Can a monster ever be human? What do we make of a creator that repels its creation? And what of the desire to know our creator? When Mary Shelley wrote “Frankenstein: The Modern Prometheus” in Geneva more than 200 years ago, she created an archetypal, pitiable, grotesque character that, in her uniquely structured horror novel, becomes more human the closer we get to its story.
The Chicago troupe Manual Cinema has visualized Shelley’s formula of telling Frankenstein’s tale in multiple POVs and styles using its signature combination of film, puppets, silhouettes, live music and sound effects. The audience watches the troupe expertly create live-action movies projected onto screens above and behind them, cleverly using costumes, props, and quick changes. It’s a unique sensation: “film” usually implies its work has been created in the past, but here it’s live-feed cinema.
For those who are familiar with the book (or other Frankenstein film iterations), the story opens true – a lone figure, fleeing across forests, islands, finally alone on an ice floe. From there, the narrative pulls back to Shelley herself, writing in a cold London winter, 1815, balancing her creative flow with the demands of motherhood. When tragedy strikes, she and her husband Percy Shelley travel to Geneva to summer with Lord Byron.

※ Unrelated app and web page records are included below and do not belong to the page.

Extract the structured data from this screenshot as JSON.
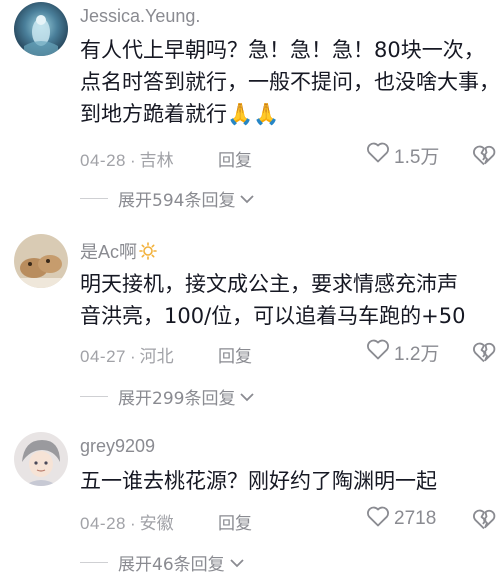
{
  "comments": [
    {
      "username": "Jessica.Yeung.",
      "text_lines": [
        "有人代上早朝吗？急！急！急！80块一次，",
        "点名时答到就行，一般不提问，也没啥大事，",
        "到地方跪着就行🙏🙏"
      ],
      "date": "04-28",
      "location": "吉林",
      "reply_label": "回复",
      "likes": "1.5万",
      "expand_label": "展开594条回复"
    },
    {
      "username": "是Ac啊",
      "text_lines": [
        "明天接机，接文成公主，要求情感充沛声",
        "音洪亮，100/位，可以追着马车跑的+50"
      ],
      "date": "04-27",
      "location": "河北",
      "reply_label": "回复",
      "likes": "1.2万",
      "expand_label": "展开299条回复"
    },
    {
      "username": "grey9209",
      "text_lines": [
        "五一谁去桃花源？刚好约了陶渊明一起"
      ],
      "date": "04-28",
      "location": "安徽",
      "reply_label": "回复",
      "likes": "2718",
      "expand_label": "展开46条回复"
    }
  ],
  "icons": {
    "like": "heart-outline-icon",
    "dislike": "broken-heart-icon",
    "expand": "chevron-down-icon",
    "username_badge": "sun-icon"
  },
  "colors": {
    "text": "#161823",
    "secondary": "#8a8b91",
    "meta": "#a1a2a7"
  }
}
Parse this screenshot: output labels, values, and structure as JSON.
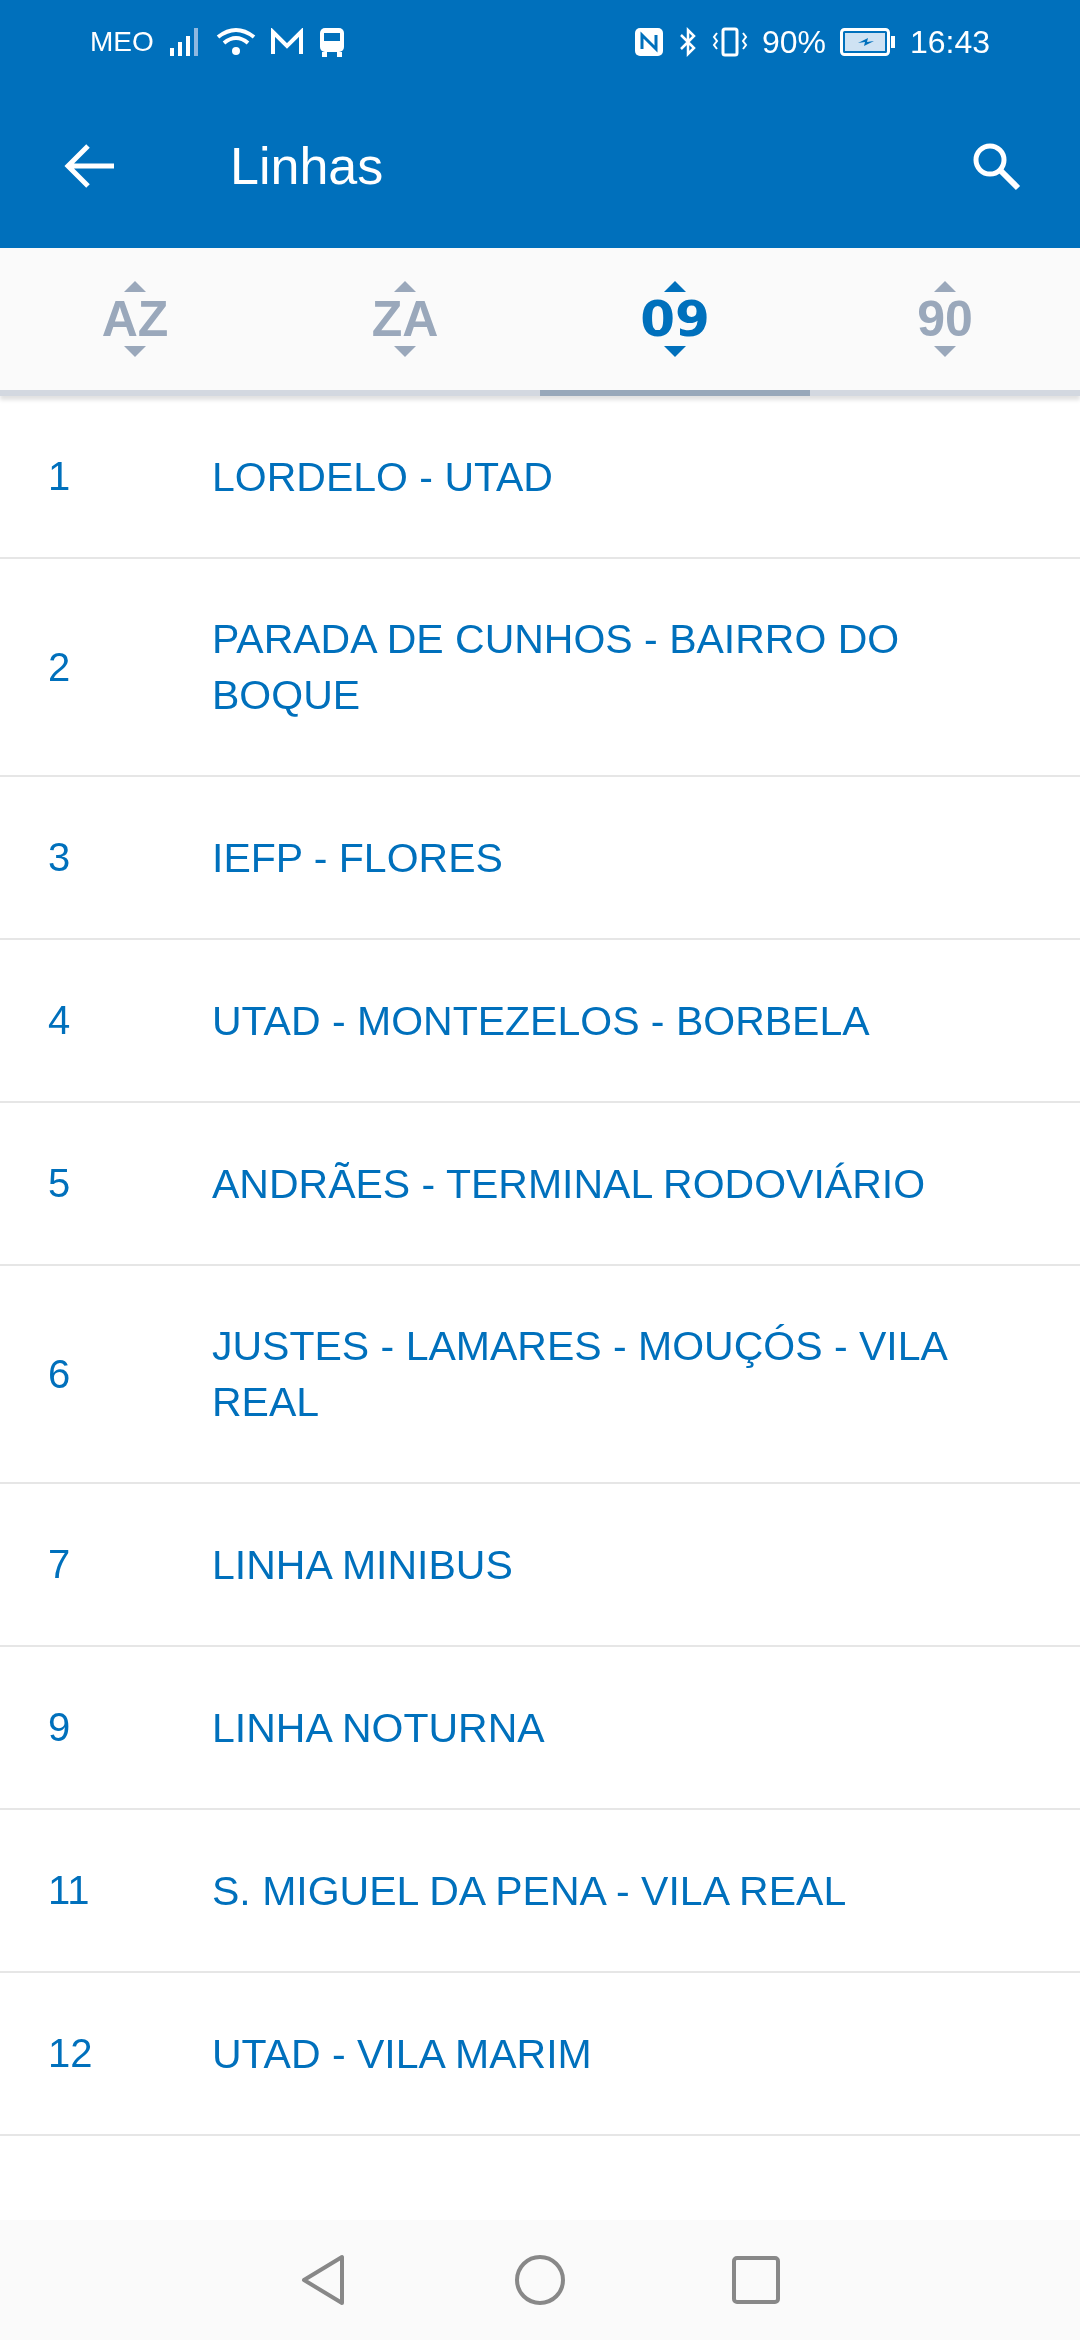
{
  "status_bar": {
    "carrier": "MEO",
    "battery": "90%",
    "time": "16:43"
  },
  "app_bar": {
    "title": "Linhas"
  },
  "tabs": [
    {
      "label": "AZ",
      "selected": false
    },
    {
      "label": "ZA",
      "selected": false
    },
    {
      "label": "09",
      "selected": true
    },
    {
      "label": "90",
      "selected": false
    }
  ],
  "lines": [
    {
      "number": "1",
      "name": "LORDELO - UTAD"
    },
    {
      "number": "2",
      "name": "PARADA DE CUNHOS - BAIRRO DO BOQUE"
    },
    {
      "number": "3",
      "name": "IEFP - FLORES"
    },
    {
      "number": "4",
      "name": "UTAD - MONTEZELOS - BORBELA"
    },
    {
      "number": "5",
      "name": "ANDRÃES - TERMINAL RODOVIÁRIO"
    },
    {
      "number": "6",
      "name": "JUSTES - LAMARES - MOUÇÓS - VILA REAL"
    },
    {
      "number": "7",
      "name": "LINHA MINIBUS"
    },
    {
      "number": "9",
      "name": "LINHA NOTURNA"
    },
    {
      "number": "11",
      "name": "S. MIGUEL DA PENA - VILA REAL"
    },
    {
      "number": "12",
      "name": "UTAD - VILA MARIM"
    }
  ]
}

That rainy, gloomy summer (due to a volcanic eruption in Asia) shuts them in, and a book of ghost stories launches a writing contest between them which inspires another creation and taps her imagination.